Are you wishing your children were a little more fiscally responsible? Then consider giving them a few of their own pennies to rub together.
At some point children need to learn about money; how to spend it and how to save it. Most experts feel one of the best ways to do this is with a weekly allowance. However, don’t expect that once your child begins to receive an allowance that she’ll be a fiscal genius. Spending and saving are learned skills explains chartered accountant Cynthia Santin, and “it’s important for parents to assist their children with managing money initially. If, for example, your child has a shortfall in their allowance, then parents should not be too quick to cover the shortfall. This way a child can learn over time how to make these spending decisions, and if they are always being covered then there is not room to grow and learn.”
Question is, how much allowance should you give your child? Paul Lermitte, author of “Allowances, Dollars and Cents” recommends giving a child an allowance based on half their age, so if they’re six years old they receive three dollars per week. He also stresses that it’s important that they get their allowance on a regular weekly basis so that they can learn to budget those few dollars from one week to the next. “An allowance is important because kids need to handle money…what we’re doing is giving them something that they need to deal with for a lifetime. And so by starting with little bits and growing those amounts as they get older, they learn money management.”
Cynthia Santin adds that there are a lot of banks with accounts designed specifically for the young client and that it’s a good idea to take advantage of these. According to Santin, operating a bank account should be a part of a child’s education in money management to “learn the process of making money on money. This is important because they learn that if they save their money, they’ll have more money eventually.”

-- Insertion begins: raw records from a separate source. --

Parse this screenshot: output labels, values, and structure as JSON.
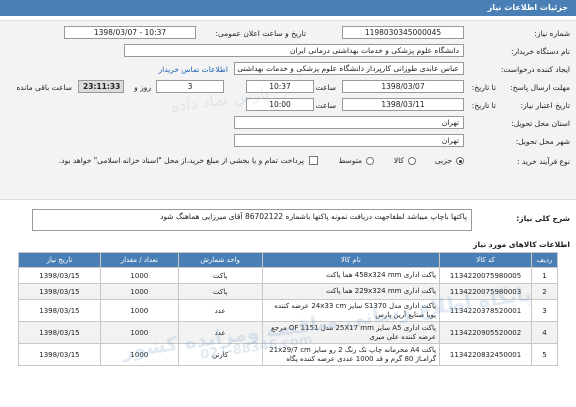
{
  "page_title": "جزئیات اطلاعات نیاز",
  "fields": {
    "need_number_label": "شماره نیاز:",
    "need_number": "1198030345000045",
    "announce_label": "تاریخ و ساعت اعلان عمومی:",
    "announce_value": "1398/03/07 - 10:37",
    "buyer_org_label": "نام دستگاه خریدار:",
    "buyer_org": "دانشگاه علوم پزشکی و خدمات بهداشتی درمانی ایران",
    "creator_label": "ایجاد کننده درخواست:",
    "creator": "عباس عابدی طوزانی کارپرداز دانشگاه علوم پزشکی و خدمات بهداشتی درمانی ایران",
    "contact_link": "اطلاعات تماس خریدار",
    "reply_deadline_label": "مهلت ارسال پاسخ:",
    "reply_deadline_prefix": "تا تاریخ:",
    "reply_date": "1398/03/07",
    "time_label": "ساعت",
    "reply_time": "10:37",
    "days_value": "3",
    "days_label": "روز و",
    "remaining_time": "23:11:33",
    "remaining_label": "ساعت باقی مانده",
    "validity_label": "تاریخ اعتبار نیاز:",
    "validity_prefix": "تا تاریخ:",
    "validity_date": "1398/03/11",
    "validity_time": "10:00",
    "province_label": "استان محل تحویل:",
    "province": "تهران",
    "city_label": "شهر محل تحویل:",
    "city": "تهران",
    "purchase_type_label": "نوع فرآیند خرید :",
    "opt_partial": "جزیی",
    "opt_medium": "متوسط",
    "opt_medium_label": "متوسط",
    "payment_note": "پرداخت تمام و یا بخشی از مبلغ خرید،از محل \"اسناد خزانه اسلامی\" خواهد بود."
  },
  "purchase_options": [
    "جزیی",
    "کالا",
    "متوسط"
  ],
  "description_label": "شرح کلی نیاز:",
  "description": "پاکتها باچاپ میباشد لطفاجهت دریافت نمونه پاکتها باشماره 86702122 آقای میرزایی هماهنگ شود",
  "items_title": "اطلاعات کالاهای مورد نیاز",
  "table": {
    "headers": [
      "ردیف",
      "کد کالا",
      "نام کالا",
      "واحد شمارش",
      "تعداد / مقدار",
      "تاریخ نیاز"
    ],
    "rows": [
      {
        "idx": "1",
        "code": "1134220075980005",
        "name": "پاکت اداری 458x324 mm هما پاکت",
        "unit": "پاکت",
        "qty": "1000",
        "date": "1398/03/15"
      },
      {
        "idx": "2",
        "code": "1134220075980003",
        "name": "پاکت اداری 229x324 mm هما پاکت",
        "unit": "پاکت",
        "qty": "1000",
        "date": "1398/03/15"
      },
      {
        "idx": "3",
        "code": "1134220378520001",
        "name": "پاکت اداری مدل S1370 سایز 24x33 cm عرضه کننده پویا صنایع آرین پارس",
        "unit": "عدد",
        "qty": "1000",
        "date": "1398/03/15"
      },
      {
        "idx": "4",
        "code": "1134220905520002",
        "name": "پاکت اداری A5 سایز 25X17 mm مدل OF 1151 مرجع عرضه کننده علی میری",
        "unit": "عدد",
        "qty": "1000",
        "date": "1398/03/15"
      },
      {
        "idx": "5",
        "code": "1134220832450001",
        "name": "پاکت A4 محرمانه چاپ تک رنگ 2 رو سایز 21x29/7 cm گرامـاژ 80 گرم و قد 1000 عددی عرضه کننده پگاه",
        "unit": "کارتن",
        "qty": "1000",
        "date": "1398/03/15"
      }
    ]
  },
  "watermark": {
    "line1": "پایگاه اطلاع رسانی مناقصه ومزایده کشور",
    "line2": "021-88346.com",
    "top": "پارس نماد داده"
  }
}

Finally, Lermitte says “tying allowance to chores, behavior or achievements in school is a big no-no. Let the kids deal with the money. That’s what it’s all about, to learn money management. If we take their money away, how will they learn? So if kids are not cleaning their room or doing their chores, take the TV or computer away, but don’t take money away. Let them learn about money management.”